### YOUR INSTRUCTIONS
The entries below need to be written out exactly, with no pictures included.

App and web page records:
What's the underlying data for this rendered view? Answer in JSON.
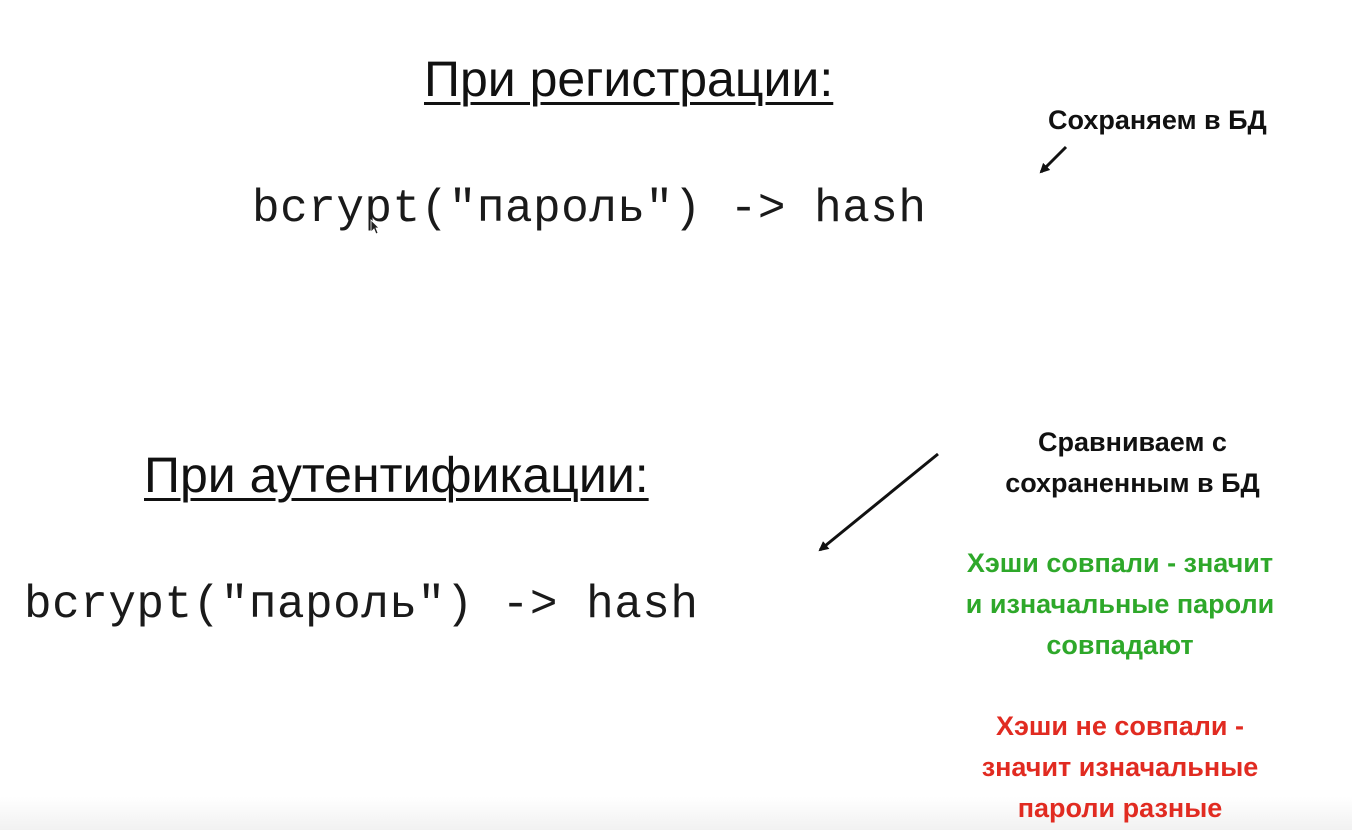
{
  "registration": {
    "heading": "При регистрации:",
    "code": "bcrypt(\"пароль\") -> hash",
    "note": "Сохраняем в БД"
  },
  "authentication": {
    "heading": "При аутентификации:",
    "code": "bcrypt(\"пароль\") -> hash",
    "compare_note": [
      "Сравниваем с",
      "сохраненным в БД"
    ],
    "match_note": [
      "Хэши совпали - значит",
      "и изначальные пароли",
      "совпадают"
    ],
    "mismatch_note": [
      "Хэши не совпали -",
      "значит изначальные",
      "пароли разные"
    ]
  },
  "colors": {
    "match": "#2ea82a",
    "mismatch": "#e12b21",
    "text": "#111111"
  },
  "icons": {
    "arrow": "arrow-down-left-icon",
    "cursor": "mouse-cursor-icon"
  }
}
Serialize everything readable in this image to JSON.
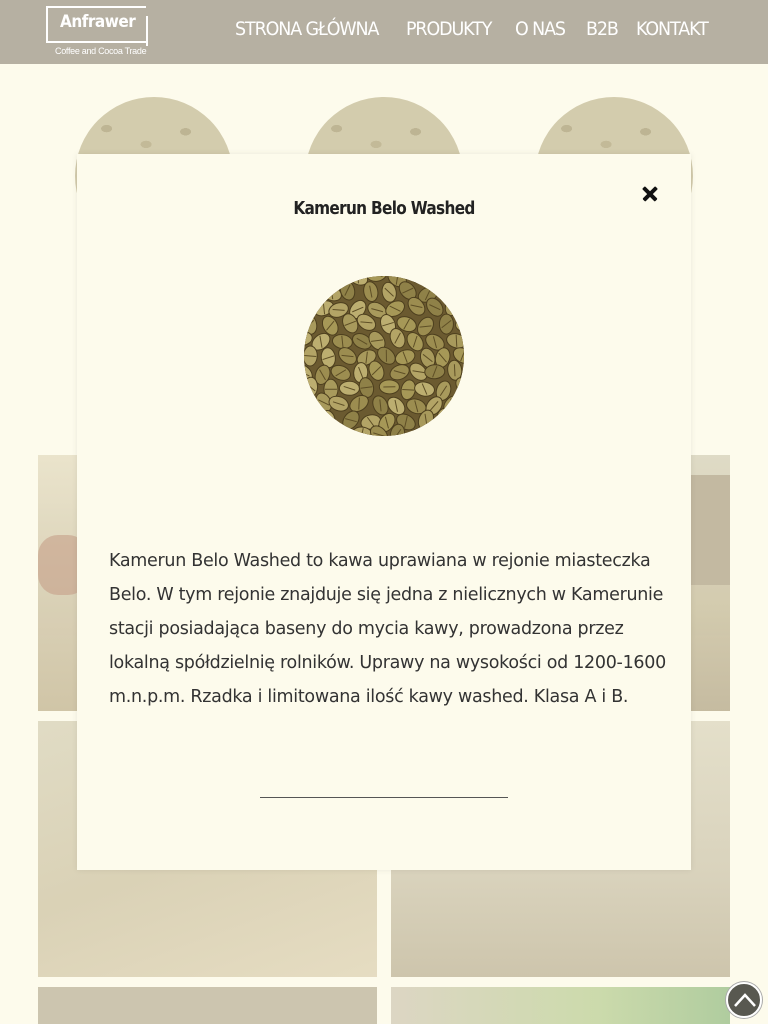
{
  "header": {
    "logo_name": "Anfrawer",
    "logo_tagline": "Coffee and Cocoa Trade",
    "nav": [
      {
        "label": "STRONA GŁÓWNA"
      },
      {
        "label": "PRODUKTY"
      },
      {
        "label": "O NAS"
      },
      {
        "label": "B2B"
      },
      {
        "label": "KONTAKT"
      }
    ]
  },
  "modal": {
    "title": "Kamerun Belo Washed",
    "close_icon": "close-icon",
    "image_alt": "green coffee beans",
    "description": "Kamerun Belo Washed to kawa uprawiana w rejonie miasteczka Belo. W tym rejonie znajduje się jedna z nielicznych w Kamerunie stacji posiadająca baseny do mycia kawy, prowadzona przez lokalną spółdzielnię rolników. Uprawy na wysokości od 1200-1600 m.n.p.m. Rzadka i limitowana ilość kawy washed. Klasa A i B."
  },
  "scroll_top": {
    "icon": "chevron-up-icon"
  },
  "colors": {
    "header_bg": "#b6b0a2",
    "page_bg": "#fdfbec",
    "text": "#333333"
  }
}
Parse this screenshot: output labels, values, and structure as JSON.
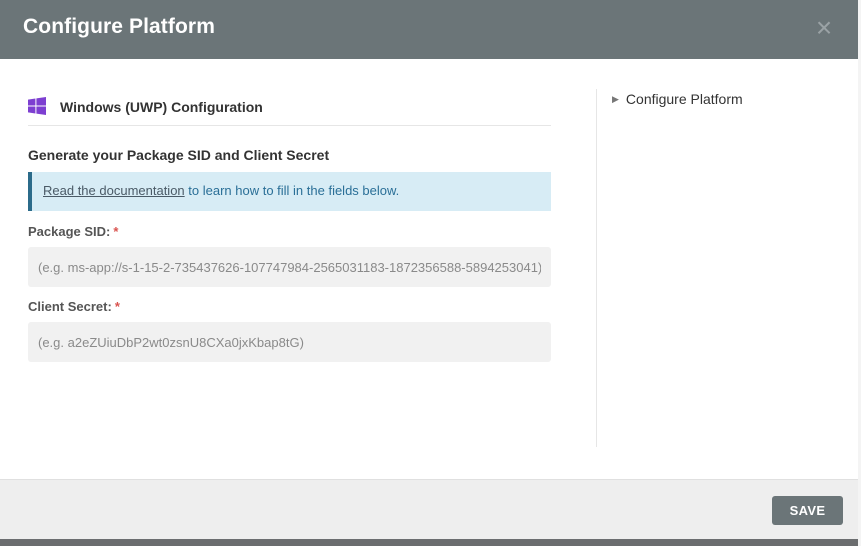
{
  "modal": {
    "title": "Configure Platform",
    "close_glyph": "×"
  },
  "section": {
    "icon": "windows-logo-icon",
    "title": "Windows (UWP) Configuration",
    "subtitle": "Generate your Package SID and Client Secret"
  },
  "info": {
    "link_text": "Read the documentation",
    "text": " to learn how to fill in the fields below."
  },
  "fields": {
    "package_sid": {
      "label": "Package SID:",
      "required": "*",
      "value": "",
      "placeholder": "(e.g. ms-app://s-1-15-2-735437626-107747984-2565031183-1872356588-5894253041)"
    },
    "client_secret": {
      "label": "Client Secret:",
      "required": "*",
      "value": "",
      "placeholder": "(e.g. a2eZUiuDbP2wt0zsnU8CXa0jxKbap8tG)"
    }
  },
  "sidebar": {
    "items": [
      {
        "label": "Configure Platform",
        "icon": "caret-right-icon"
      }
    ]
  },
  "footer": {
    "save_label": "SAVE"
  },
  "colors": {
    "header_bg": "#6b7578",
    "windows_purple": "#7d3fd1",
    "info_bg": "#d7ecf5",
    "info_border": "#2b6b8a",
    "required": "#d9534f"
  }
}
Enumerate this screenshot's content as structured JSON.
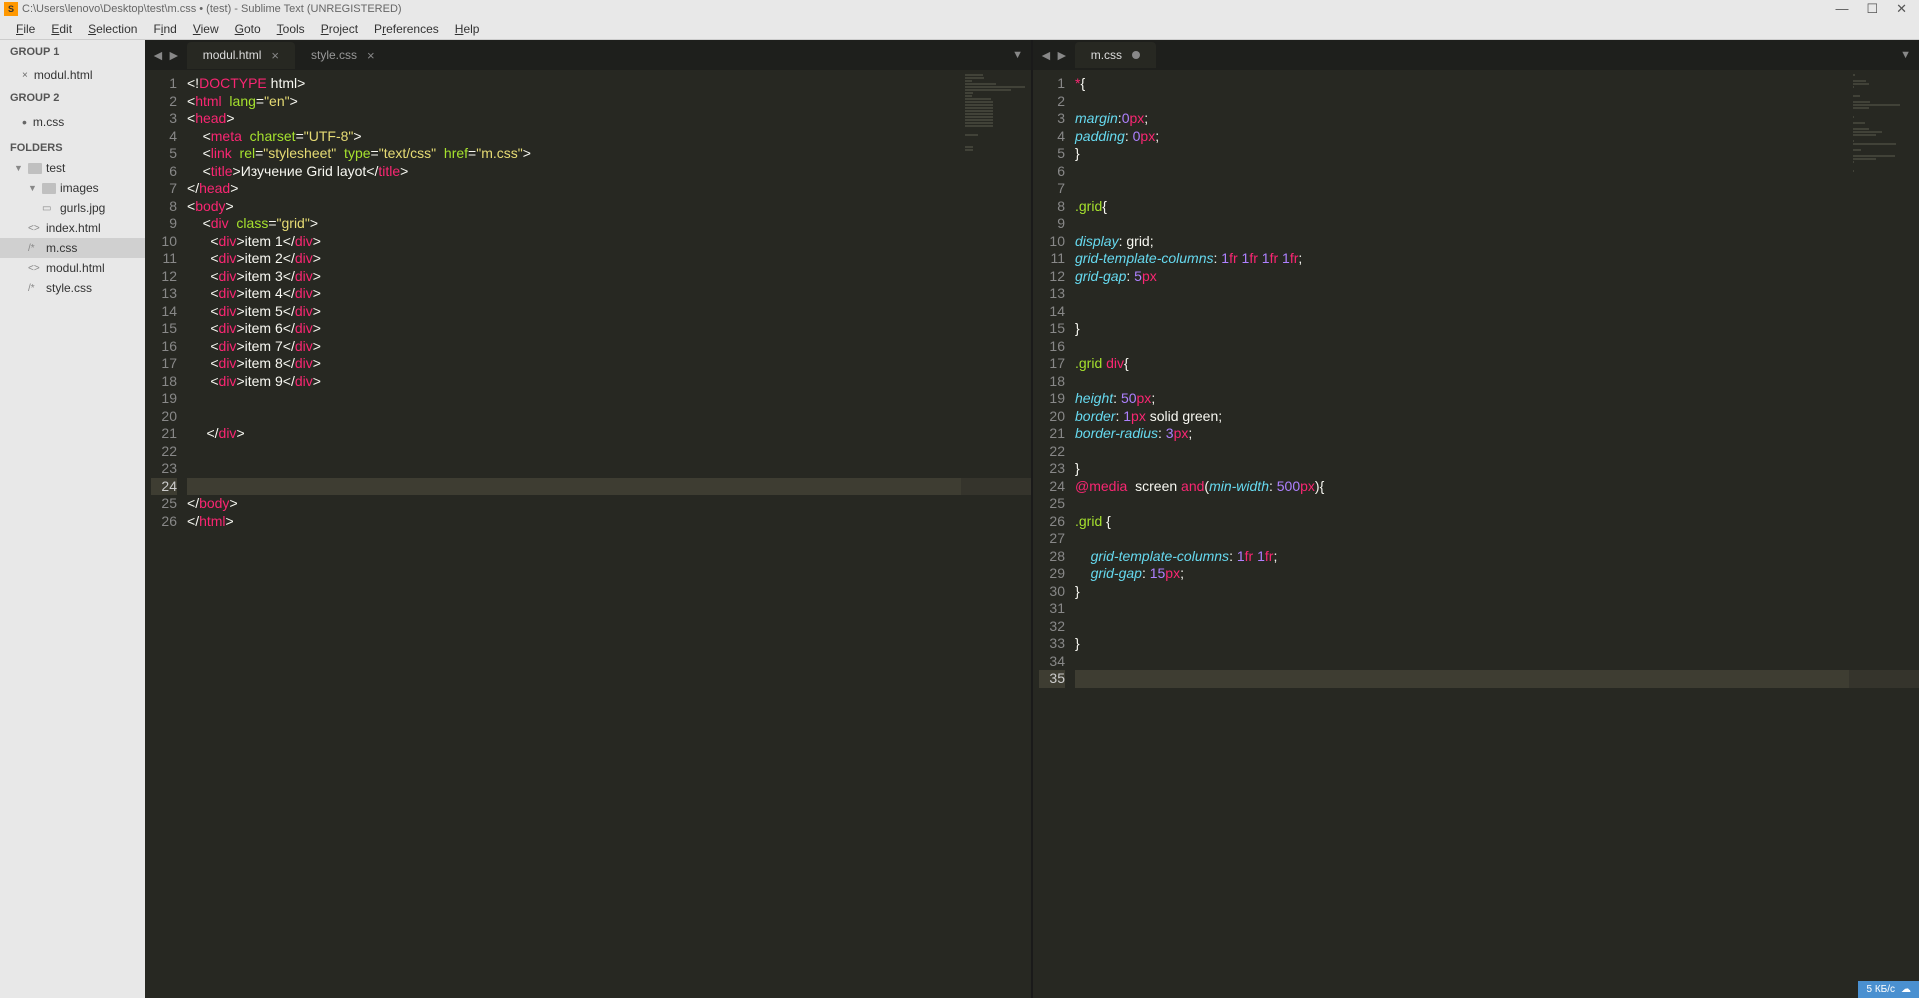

### OUTPUT
What's the underlying data for this rendered view? Answer in JSON.
{
  "registration": {
    "heading": "При регистрации:",
    "code": "bcrypt(\"пароль\") -> hash",
    "note": "Сохраняем в БД"
  },
  "authentication": {
    "heading": "При аутентификации:",
    "code": "bcrypt(\"пароль\") -> hash",
    "compare_note": [
      "Сравниваем с",
      "сохраненным в БД"
    ],
    "match_note": [
      "Хэши совпали - значит",
      "и изначальные пароли",
      "совпадают"
    ],
    "mismatch_note": [
      "Хэши не совпали -",
      "значит изначальные",
      "пароли разные"
    ]
  },
  "colors": {
    "match": "#2ea82a",
    "mismatch": "#e12b21",
    "text": "#111111"
  },
  "icons": {
    "arrow": "arrow-down-left-icon",
    "cursor": "mouse-cursor-icon"
  }
}
Serialize everything readable in this image to JSON.
{
  "header": {
    "logo_name": "Anfrawer",
    "logo_tagline": "Coffee and Cocoa Trade",
    "nav": [
      {
        "label": "STRONA GŁÓWNA"
      },
      {
        "label": "PRODUKTY"
      },
      {
        "label": "O NAS"
      },
      {
        "label": "B2B"
      },
      {
        "label": "KONTAKT"
      }
    ]
  },
  "modal": {
    "title": "Kamerun Belo Washed",
    "close_icon": "close-icon",
    "image_alt": "green coffee beans",
    "description": "Kamerun Belo Washed to kawa uprawiana w rejonie miasteczka Belo. W tym rejonie znajduje się jedna z nielicznych w Kamerunie stacji posiadająca baseny do mycia kawy, prowadzona przez lokalną spółdzielnię rolników. Uprawy na wysokości od 1200-1600 m.n.p.m. Rzadka i limitowana ilość kawy washed. Klasa A i B."
  },
  "scroll_top": {
    "icon": "chevron-up-icon"
  },
  "colors": {
    "header_bg": "#b6b0a2",
    "page_bg": "#fdfbec",
    "text": "#333333"
  }
}
Parse this screenshot: output labels, values, and structure as JSON.
{
  "modal": {
    "title": "Configure Platform",
    "close_glyph": "×"
  },
  "section": {
    "icon": "windows-logo-icon",
    "title": "Windows (UWP) Configuration",
    "subtitle": "Generate your Package SID and Client Secret"
  },
  "info": {
    "link_text": "Read the documentation",
    "text": " to learn how to fill in the fields below."
  },
  "fields": {
    "package_sid": {
      "label": "Package SID:",
      "required": "*",
      "value": "",
      "placeholder": "(e.g. ms-app://s-1-15-2-735437626-107747984-2565031183-1872356588-5894253041)"
    },
    "client_secret": {
      "label": "Client Secret:",
      "required": "*",
      "value": "",
      "placeholder": "(e.g. a2eZUiuDbP2wt0zsnU8CXa0jxKbap8tG)"
    }
  },
  "sidebar": {
    "items": [
      {
        "label": "Configure Platform",
        "icon": "caret-right-icon"
      }
    ]
  },
  "footer": {
    "save_label": "SAVE"
  },
  "colors": {
    "header_bg": "#6b7578",
    "windows_purple": "#7d3fd1",
    "info_bg": "#d7ecf5",
    "info_border": "#2b6b8a",
    "required": "#d9534f"
  }
}
Enumerate this screenshot's content as structured JSON.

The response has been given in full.